I’m sure that many of you remember the day that diabetes became part of your life. It may have been the day that you, your child, or spouse was diagnosed. While each person’s experience of that day and the journey that follows is different; for many people a diagnosis of diabetes can be overwhelming and stressful. Suddenly they are faced with a chronic illness as well as an overload of information on how to cope with it. Life now revolves around a regime of injections or medication, dietary restrictions, counting carbohydrates, anticipating sugar dips and spikes, frequent doctor’s appointments, as well as a host of other changes to their daily habits and lifestyle.
Treating the Whole Person
Thanks to medical advances and education around diabetes, people have been given more control over their physical health by being able to get their blood sugar to the required levels and make the necessary lifestyle changes. Diabetes is now a manageable part of a person’s life rather than a label that defines their identity. In treating diabetes it is important to realize that this chronic disease affects the whole person, not just their body. Diabetes can also have significant effects on our mind, emotions, and ultimately on our relationships. In order to manage diabetes effectively, it is essential that we take care of our mental health as well as our physical health. Let’s take a look at what this means and how you can take back control of your body, mind and relationships.
Healthy Choices Equal a Healthy Life
For many people the reality of a chronic diabetic future is really frightening. People choose to deal with this in many different ways. For many, avoidance or denial of our feelings and of the diagnosis is often encountered. This is particularly true for people who feel healthy and are not experiencing noticeable symptoms. Facing and accepting the diagnosis initially rather than waiting for our symptoms to become severe, allows us to avoid longer term damage to our bodies. These symptoms, if left unchecked, can become overwhelming as well as physically and emotionally debilitating. Feeling stuck at the point of diagnosis can really disarm us and make us feel powerless. During this time it is often advisable to talk to healthcare professionals who are able assist us in acknowledging and accepting our feelings, and making quality decisions about our health that will give us the best chance at a long and happy future.

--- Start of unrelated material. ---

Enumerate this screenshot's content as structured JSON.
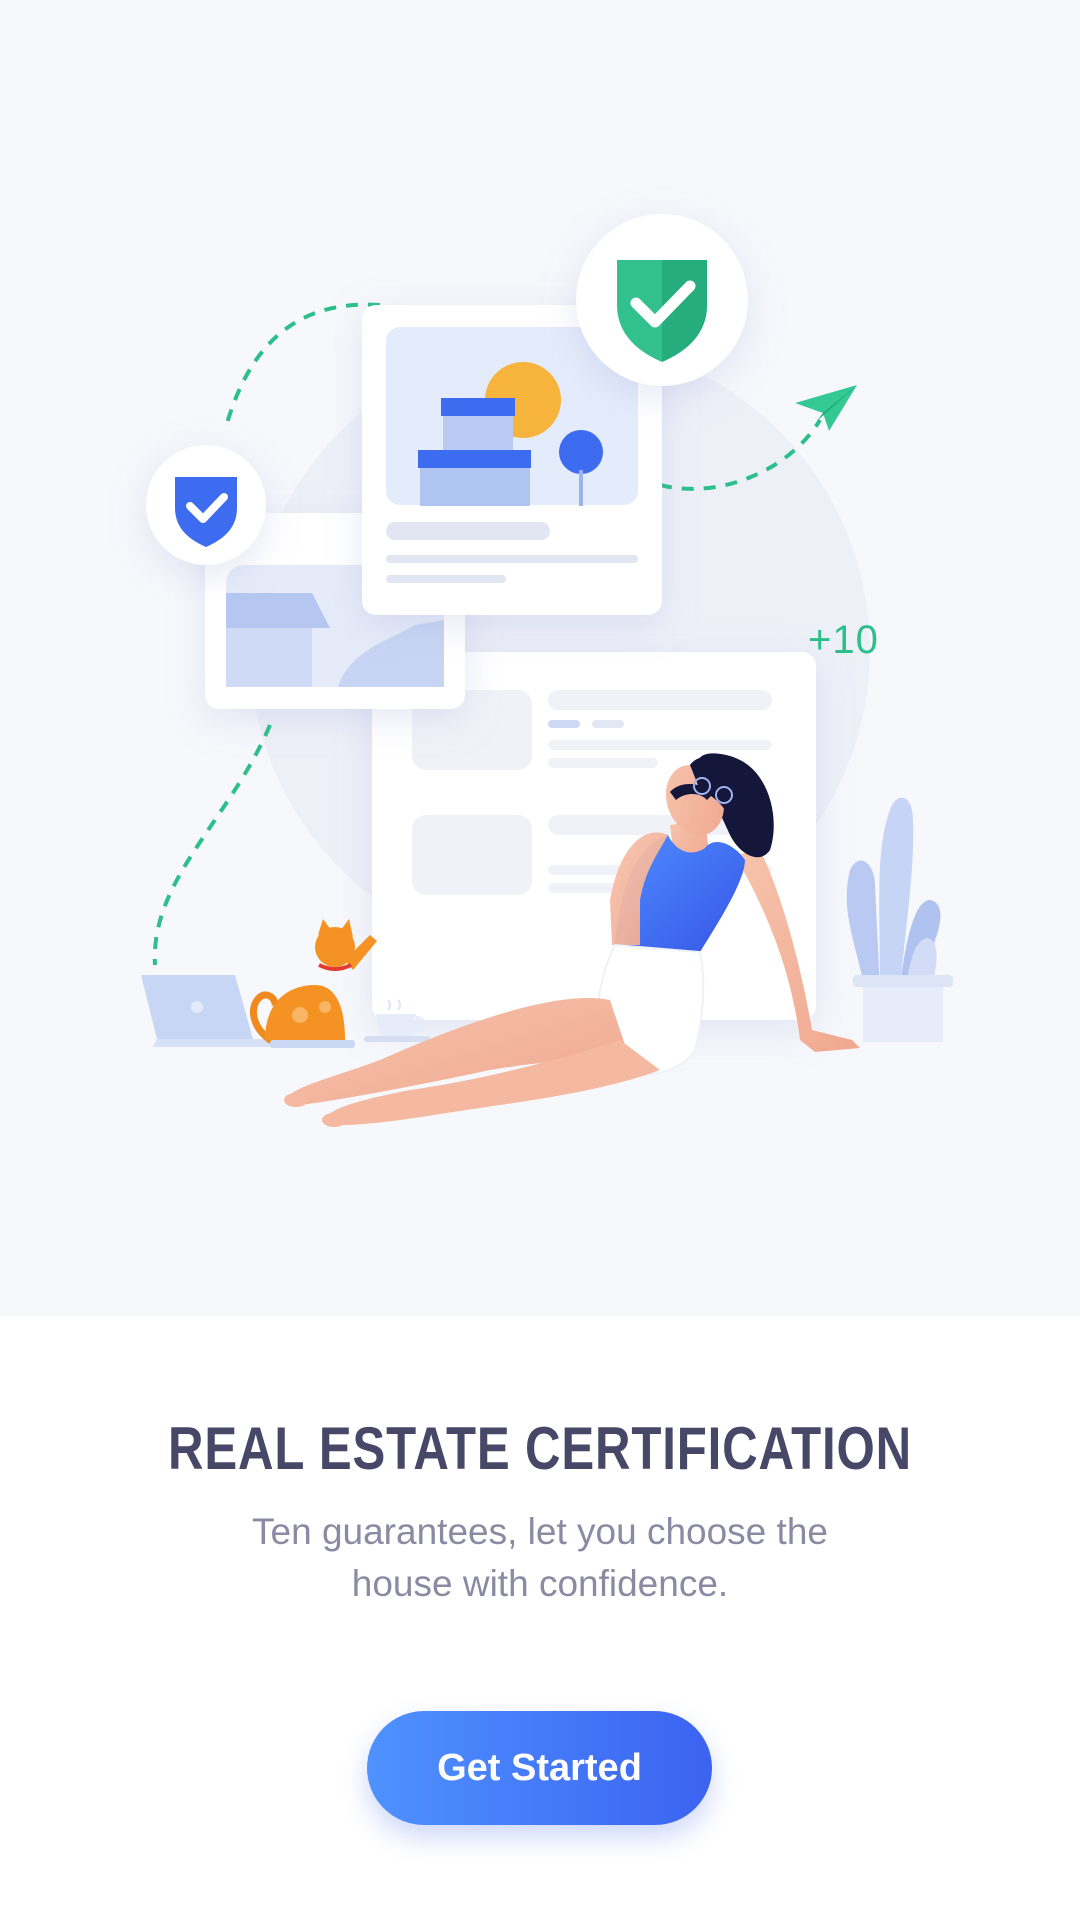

Making sure that we manage our stress levels is another essential part of keeping our mind and body healthy. Feeling stressed simply means feeling as though we don’t have the mental, physical, or emotional capacity to cope with the demands of our current situation. This may be caused by the sudden upheaval of our lives, conflict in our family or relationships, or work pressures.
When we are under stress our body sends out signals to produce stress hormones. The presence of these hormones in our body causes our liver to produce more glucose. For diabetics, this extra blood sugar can have serious health effects. This means that if stress can be managed, blood sugar levels can be better controlled.
Making the necessary lifestyle changes to stay healthy may seem logical and easy to do. Changing our eating habits, exercising regularly, or trying to lose weight can however be an incredibly daunting and frustrating task for many of us. The seeming impossibility of this journey can often make us feel anxious, helpless and even guilty when our symptoms worsen. In addition, the constant pressure and responsibility of making healthy lifestyle choices and monitoring blood sugar levels can take its toll. This may leave you or your family members feeling frustrated, hopeless and burnt out.
People with diabetes are also twice as likely to develop depression as those without diabetes. Symptoms of depression such as feelings of hopelessness and fatigue can cause people to engage in unhealthy behaviours such as over or under eating, and not taking medication. Studies have shown that when depression is treated, both mood and blood glucose levels improve. Furthermore, people who accept and come to terms with their feelings and diagnosis are better able to care for themselves and to keep blood glucose levels stable.
So pay attention to how you are feeling. Emotions influence our thinking and subconsciously we move towards what we focus on. This means that a healthy mind leads to healthy behaviour, and ultimately, to a healthy body.
Stress does not have to be dealt with alone. Studies have found that the support of others around us not only helps us to adjust to a diagnosis or lifestyle changes, but can also improve our mood and buffer stress. So talk to those you trust about your worries. Taking time out to recharge by doing things that bring you joy and help you to relax are also important stress relievers. At times, your stress may be completely overwhelming despite attempts at managing your stress. This is when professional involvement is often helpful.
Often on a journey of chronic illness one of the most vital ingredients to ongoing health is a positive mind. If you find this increasingly difficult to maintain or just feel that you need a few ‘handles’ or coping mechanisms, please feel free to come and chat to me about how we can help you to not only cope with diabetes but thrive and enjoy your life!